**TASK PROMPT:** Report every line of the records that includes the word "INSIGHTS".
───── RECORDS PROVIDED ─────
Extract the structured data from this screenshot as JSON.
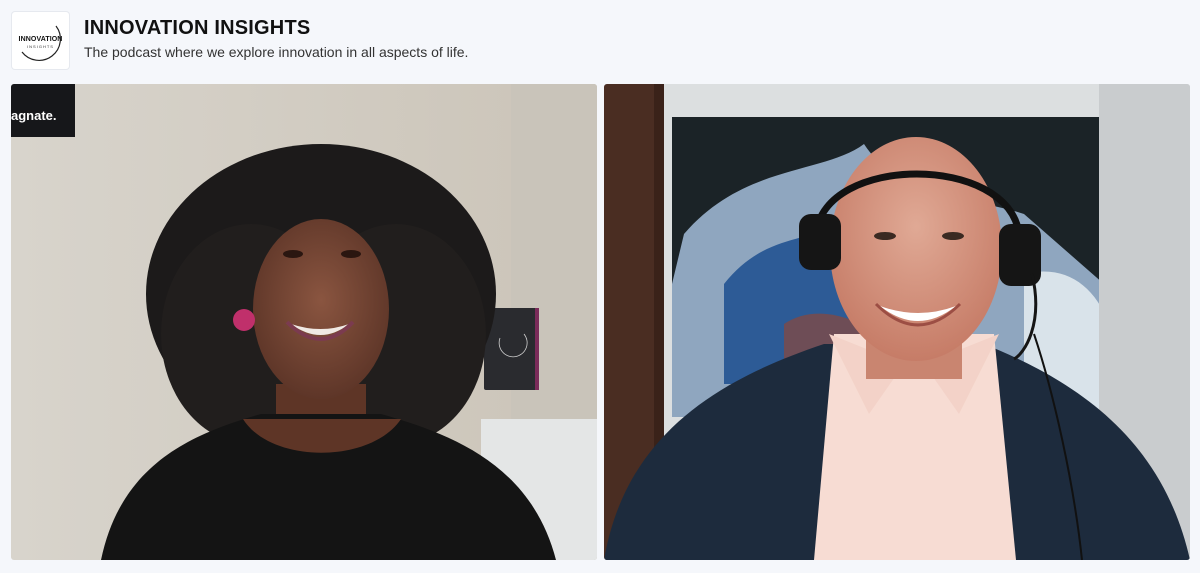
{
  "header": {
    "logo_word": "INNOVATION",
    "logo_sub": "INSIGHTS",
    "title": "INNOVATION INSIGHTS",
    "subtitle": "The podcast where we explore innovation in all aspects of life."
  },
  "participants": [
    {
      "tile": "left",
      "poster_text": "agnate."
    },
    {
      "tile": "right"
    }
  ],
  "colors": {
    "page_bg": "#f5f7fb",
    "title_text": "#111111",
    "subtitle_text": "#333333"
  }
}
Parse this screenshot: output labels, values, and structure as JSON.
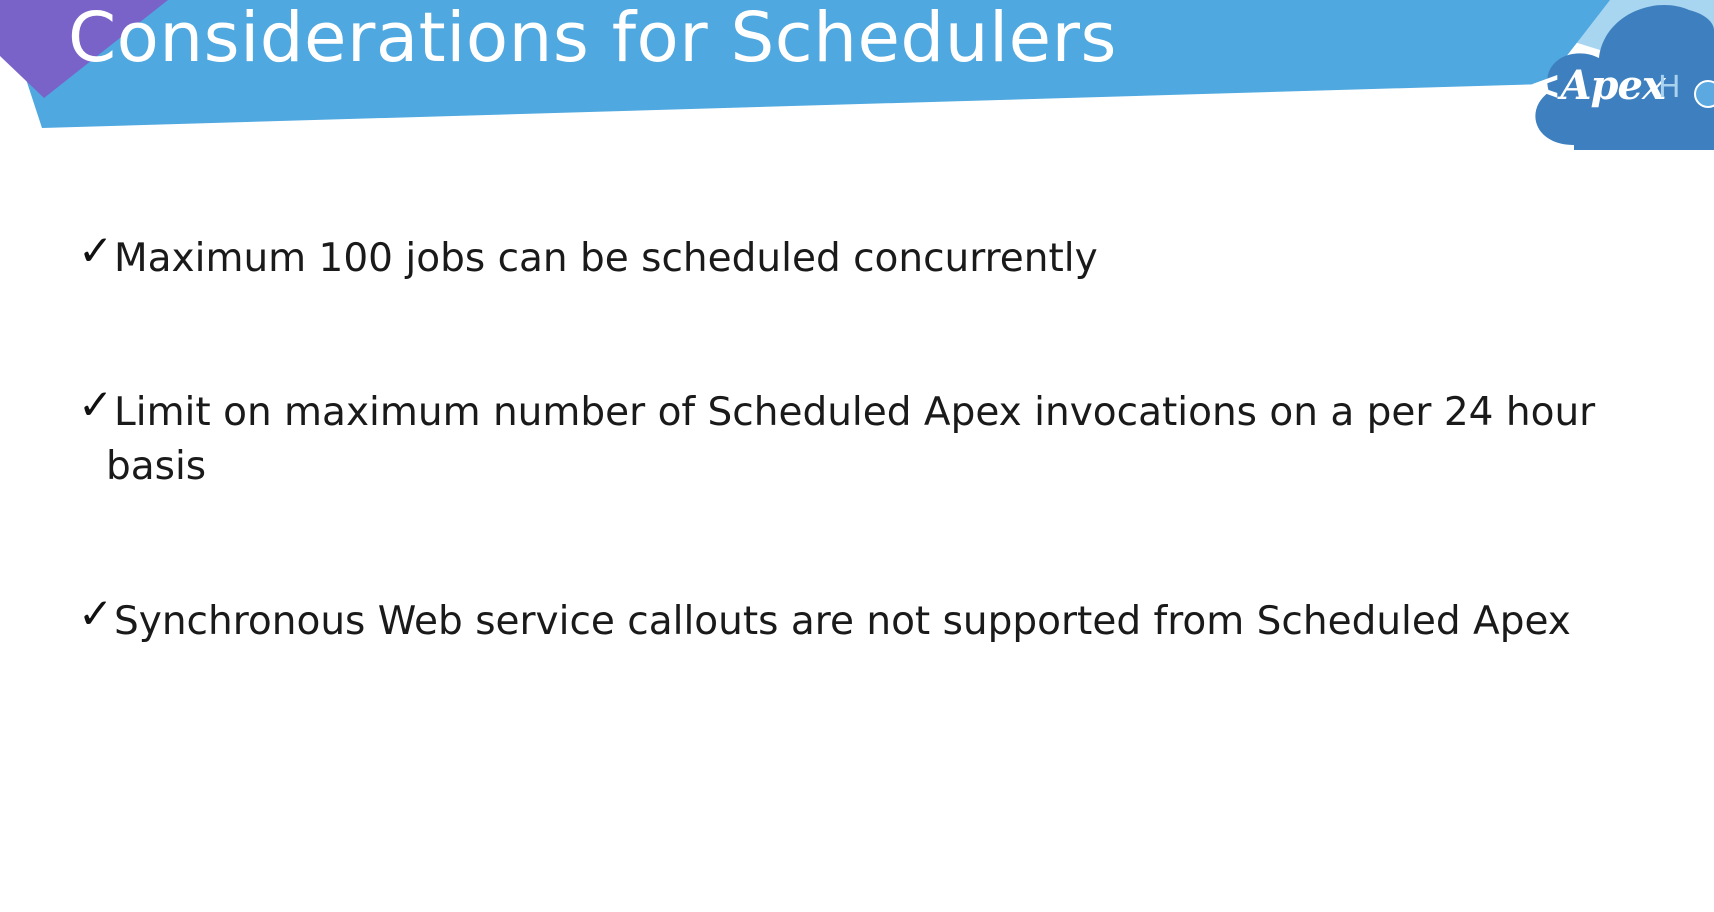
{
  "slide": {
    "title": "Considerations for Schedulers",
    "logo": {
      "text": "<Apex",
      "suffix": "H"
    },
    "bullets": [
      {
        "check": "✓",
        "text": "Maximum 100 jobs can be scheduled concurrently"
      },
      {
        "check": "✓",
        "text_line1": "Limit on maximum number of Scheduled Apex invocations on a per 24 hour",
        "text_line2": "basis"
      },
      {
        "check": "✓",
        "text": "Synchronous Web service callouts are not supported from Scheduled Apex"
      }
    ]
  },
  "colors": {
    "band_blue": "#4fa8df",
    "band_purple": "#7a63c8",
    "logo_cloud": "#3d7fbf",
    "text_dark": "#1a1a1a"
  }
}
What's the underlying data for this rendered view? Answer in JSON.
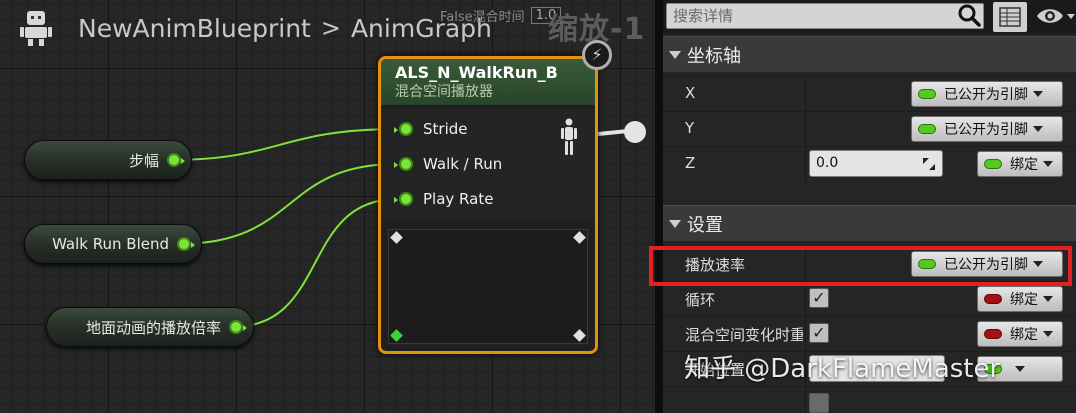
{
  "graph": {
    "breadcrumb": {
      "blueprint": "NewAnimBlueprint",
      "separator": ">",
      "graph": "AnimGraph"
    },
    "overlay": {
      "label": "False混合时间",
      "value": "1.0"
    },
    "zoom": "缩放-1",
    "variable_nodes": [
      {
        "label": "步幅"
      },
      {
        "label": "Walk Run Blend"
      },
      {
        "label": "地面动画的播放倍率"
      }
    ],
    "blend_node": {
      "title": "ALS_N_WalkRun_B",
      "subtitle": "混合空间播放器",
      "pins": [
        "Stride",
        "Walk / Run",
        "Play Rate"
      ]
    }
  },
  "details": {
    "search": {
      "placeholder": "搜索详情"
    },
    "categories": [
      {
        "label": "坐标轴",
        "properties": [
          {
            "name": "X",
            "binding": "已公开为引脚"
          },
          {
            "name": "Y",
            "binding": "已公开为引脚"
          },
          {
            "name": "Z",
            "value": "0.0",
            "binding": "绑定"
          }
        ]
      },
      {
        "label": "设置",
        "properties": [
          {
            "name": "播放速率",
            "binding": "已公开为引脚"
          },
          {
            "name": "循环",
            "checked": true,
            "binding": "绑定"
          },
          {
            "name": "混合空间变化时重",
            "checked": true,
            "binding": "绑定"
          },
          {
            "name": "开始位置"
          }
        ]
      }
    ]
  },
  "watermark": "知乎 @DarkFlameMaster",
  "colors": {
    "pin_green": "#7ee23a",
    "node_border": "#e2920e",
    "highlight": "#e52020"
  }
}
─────
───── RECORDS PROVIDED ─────
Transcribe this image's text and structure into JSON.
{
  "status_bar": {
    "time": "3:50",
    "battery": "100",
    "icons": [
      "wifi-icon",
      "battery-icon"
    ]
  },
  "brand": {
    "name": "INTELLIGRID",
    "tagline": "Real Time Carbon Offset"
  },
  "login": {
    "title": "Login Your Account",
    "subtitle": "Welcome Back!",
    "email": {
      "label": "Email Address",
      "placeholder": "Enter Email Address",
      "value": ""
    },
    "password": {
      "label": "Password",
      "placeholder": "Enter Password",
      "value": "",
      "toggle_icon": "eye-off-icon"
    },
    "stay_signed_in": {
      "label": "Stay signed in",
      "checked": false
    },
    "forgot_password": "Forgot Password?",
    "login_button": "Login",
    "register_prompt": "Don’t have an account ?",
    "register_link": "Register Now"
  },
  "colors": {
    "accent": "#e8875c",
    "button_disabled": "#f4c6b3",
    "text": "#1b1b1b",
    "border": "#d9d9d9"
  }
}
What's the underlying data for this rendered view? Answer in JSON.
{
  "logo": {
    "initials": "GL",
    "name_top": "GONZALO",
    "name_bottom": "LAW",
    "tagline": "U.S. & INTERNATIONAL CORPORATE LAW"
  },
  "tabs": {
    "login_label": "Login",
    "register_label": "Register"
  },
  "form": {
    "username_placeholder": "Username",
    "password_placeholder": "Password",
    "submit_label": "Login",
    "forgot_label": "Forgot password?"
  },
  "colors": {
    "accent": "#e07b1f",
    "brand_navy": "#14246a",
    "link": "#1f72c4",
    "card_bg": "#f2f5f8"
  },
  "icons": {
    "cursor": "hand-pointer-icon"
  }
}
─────
**RESPONSE:**
    "logo_sub": "INSIGHTS",
    "title": "INNOVATION INSIGHTS",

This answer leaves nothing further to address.